• [WHAT YOU WILL DO]: Pull out every line below that contains the word "login".

[Web page and app entries]
# # # #

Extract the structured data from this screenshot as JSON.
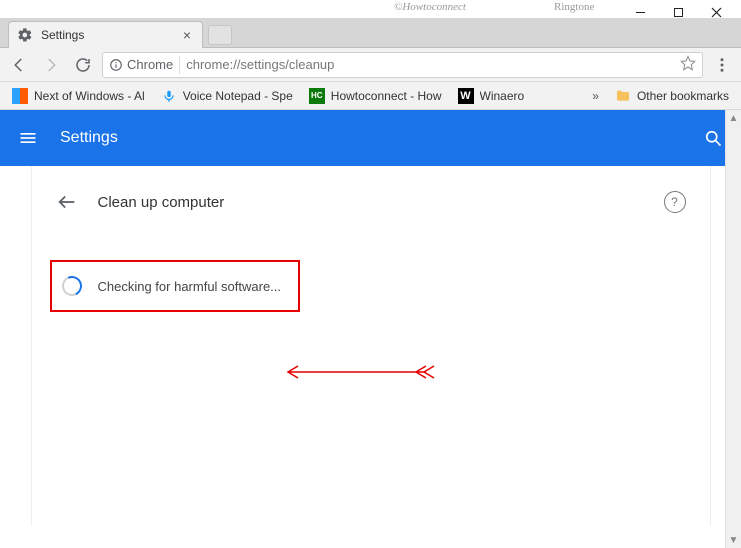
{
  "window": {
    "watermark1": "©Howtoconnect",
    "watermark2": "Ringtone"
  },
  "tab": {
    "title": "Settings"
  },
  "toolbar": {
    "security_chip": "Chrome",
    "url": "chrome://settings/cleanup"
  },
  "bookmarks": {
    "items": [
      {
        "label": "Next of Windows - Al"
      },
      {
        "label": "Voice Notepad - Spe"
      },
      {
        "label": "Howtoconnect - How"
      },
      {
        "label": "Winaero"
      }
    ],
    "overflow": "»",
    "other": "Other bookmarks"
  },
  "appbar": {
    "title": "Settings"
  },
  "page": {
    "heading": "Clean up computer",
    "status": "Checking for harmful software...",
    "help_glyph": "?"
  },
  "colors": {
    "primary": "#1a73e8",
    "annotation": "#e60000"
  }
}
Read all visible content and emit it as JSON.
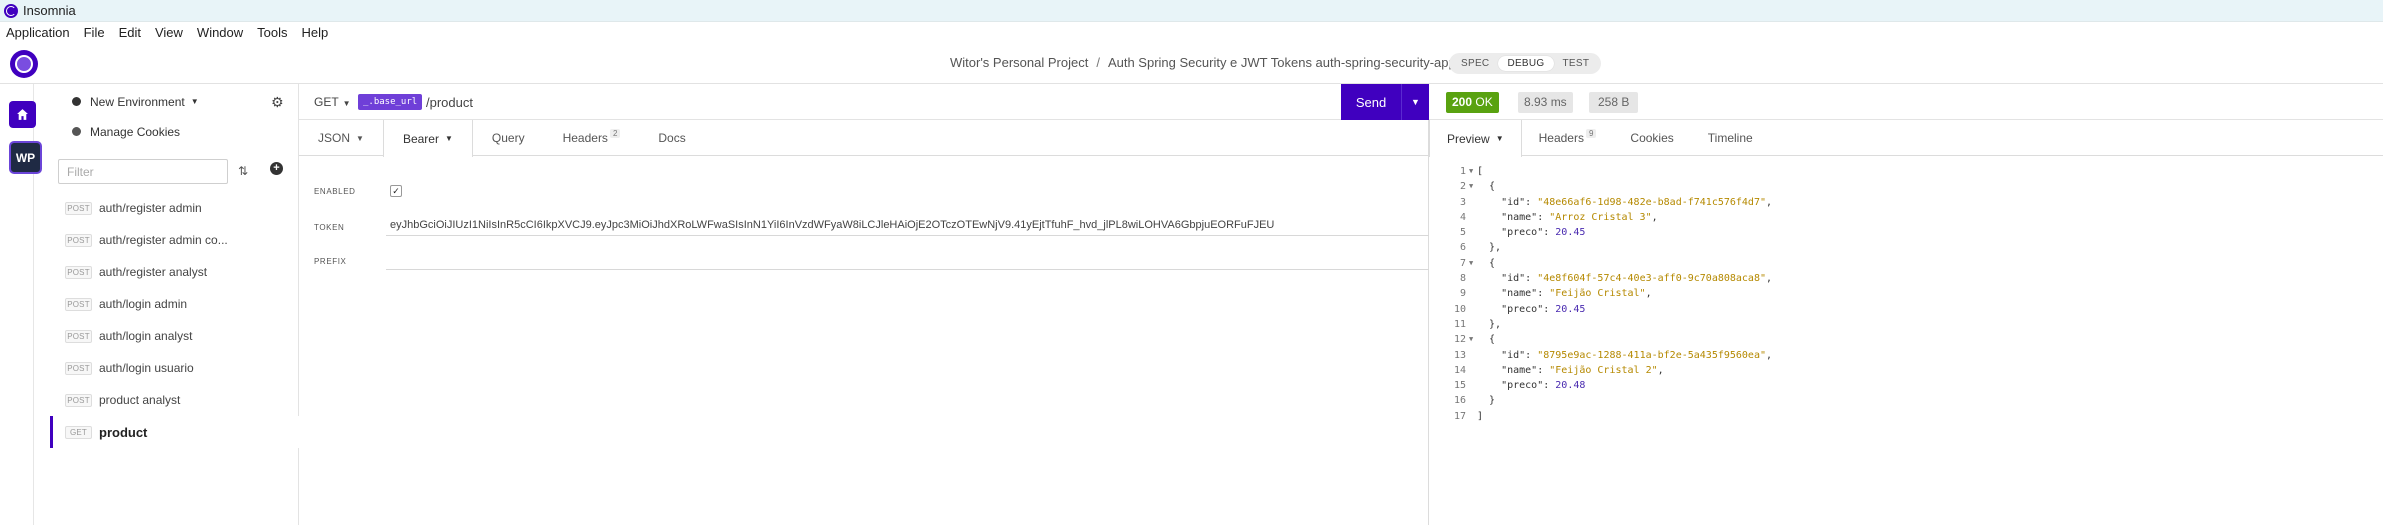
{
  "window": {
    "title": "Insomnia"
  },
  "menu": [
    "Application",
    "File",
    "Edit",
    "View",
    "Window",
    "Tools",
    "Help"
  ],
  "header": {
    "project": "Witor's Personal Project",
    "separator": "/",
    "workspace": "Auth Spring Security e JWT Tokens auth-spring-security-app",
    "modes": [
      "SPEC",
      "DEBUG",
      "TEST"
    ],
    "active_mode": "DEBUG"
  },
  "activity": {
    "home_icon": "home-icon",
    "workspace_initials": "WP"
  },
  "sidebar": {
    "environment": "New Environment",
    "cookies": "Manage Cookies",
    "filter_placeholder": "Filter",
    "requests": [
      {
        "method": "POST",
        "label": "auth/register admin"
      },
      {
        "method": "POST",
        "label": "auth/register admin co..."
      },
      {
        "method": "POST",
        "label": "auth/register analyst"
      },
      {
        "method": "POST",
        "label": "auth/login admin"
      },
      {
        "method": "POST",
        "label": "auth/login analyst"
      },
      {
        "method": "POST",
        "label": "auth/login usuario"
      },
      {
        "method": "POST",
        "label": "product analyst"
      },
      {
        "method": "GET",
        "label": "product"
      }
    ]
  },
  "request": {
    "method": "GET",
    "base_url_tag": "_.base_url",
    "path": "/product",
    "send_label": "Send",
    "tabs": {
      "body": "JSON",
      "auth": "Bearer",
      "query": "Query",
      "headers": "Headers",
      "headers_count": "2",
      "docs": "Docs"
    },
    "auth": {
      "enabled_label": "ENABLED",
      "token_label": "TOKEN",
      "token_value": "eyJhbGciOiJIUzI1NiIsInR5cCI6IkpXVCJ9.eyJpc3MiOiJhdXRoLWFwaSIsInN1YiI6InVzdWFyaW8iLCJleHAiOjE2OTczOTEwNjV9.41yEjtTfuhF_hvd_jlPL8wiLOHVA6GbpjuEORFuFJEU",
      "prefix_label": "PREFIX",
      "prefix_value": ""
    }
  },
  "response": {
    "status_code": "200",
    "status_text": "OK",
    "time": "8.93 ms",
    "size": "258 B",
    "tabs": {
      "preview": "Preview",
      "headers": "Headers",
      "headers_count": "9",
      "cookies": "Cookies",
      "timeline": "Timeline"
    },
    "lines": [
      {
        "n": "1",
        "fold": true,
        "parts": [
          [
            "k",
            "["
          ]
        ]
      },
      {
        "n": "2",
        "fold": true,
        "parts": [
          [
            "k",
            "  {"
          ]
        ]
      },
      {
        "n": "3",
        "fold": false,
        "parts": [
          [
            "k",
            "    \"id\": "
          ],
          [
            "s",
            "\"48e66af6-1d98-482e-b8ad-f741c576f4d7\""
          ],
          [
            "k",
            ","
          ]
        ]
      },
      {
        "n": "4",
        "fold": false,
        "parts": [
          [
            "k",
            "    \"name\": "
          ],
          [
            "s",
            "\"Arroz Cristal 3\""
          ],
          [
            "k",
            ","
          ]
        ]
      },
      {
        "n": "5",
        "fold": false,
        "parts": [
          [
            "k",
            "    \"preco\": "
          ],
          [
            "n",
            "20.45"
          ]
        ]
      },
      {
        "n": "6",
        "fold": false,
        "parts": [
          [
            "k",
            "  },"
          ]
        ]
      },
      {
        "n": "7",
        "fold": true,
        "parts": [
          [
            "k",
            "  {"
          ]
        ]
      },
      {
        "n": "8",
        "fold": false,
        "parts": [
          [
            "k",
            "    \"id\": "
          ],
          [
            "s",
            "\"4e8f604f-57c4-40e3-aff0-9c70a808aca8\""
          ],
          [
            "k",
            ","
          ]
        ]
      },
      {
        "n": "9",
        "fold": false,
        "parts": [
          [
            "k",
            "    \"name\": "
          ],
          [
            "s",
            "\"Feijão Cristal\""
          ],
          [
            "k",
            ","
          ]
        ]
      },
      {
        "n": "10",
        "fold": false,
        "parts": [
          [
            "k",
            "    \"preco\": "
          ],
          [
            "n",
            "20.45"
          ]
        ]
      },
      {
        "n": "11",
        "fold": false,
        "parts": [
          [
            "k",
            "  },"
          ]
        ]
      },
      {
        "n": "12",
        "fold": true,
        "parts": [
          [
            "k",
            "  {"
          ]
        ]
      },
      {
        "n": "13",
        "fold": false,
        "parts": [
          [
            "k",
            "    \"id\": "
          ],
          [
            "s",
            "\"8795e9ac-1288-411a-bf2e-5a435f9560ea\""
          ],
          [
            "k",
            ","
          ]
        ]
      },
      {
        "n": "14",
        "fold": false,
        "parts": [
          [
            "k",
            "    \"name\": "
          ],
          [
            "s",
            "\"Feijão Cristal 2\""
          ],
          [
            "k",
            ","
          ]
        ]
      },
      {
        "n": "15",
        "fold": false,
        "parts": [
          [
            "k",
            "    \"preco\": "
          ],
          [
            "n",
            "20.48"
          ]
        ]
      },
      {
        "n": "16",
        "fold": false,
        "parts": [
          [
            "k",
            "  }"
          ]
        ]
      },
      {
        "n": "17",
        "fold": false,
        "parts": [
          [
            "k",
            "]"
          ]
        ]
      }
    ]
  },
  "colors": {
    "accent": "#4000bf",
    "status_ok": "#59a210",
    "json_string": "#b58900",
    "json_number": "#4a2bb0"
  }
}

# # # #

• [WRITTEN REPLY]:
        "label": "auth/login admin"
        "label": "auth/login analyst"
        "label": "auth/login usuario"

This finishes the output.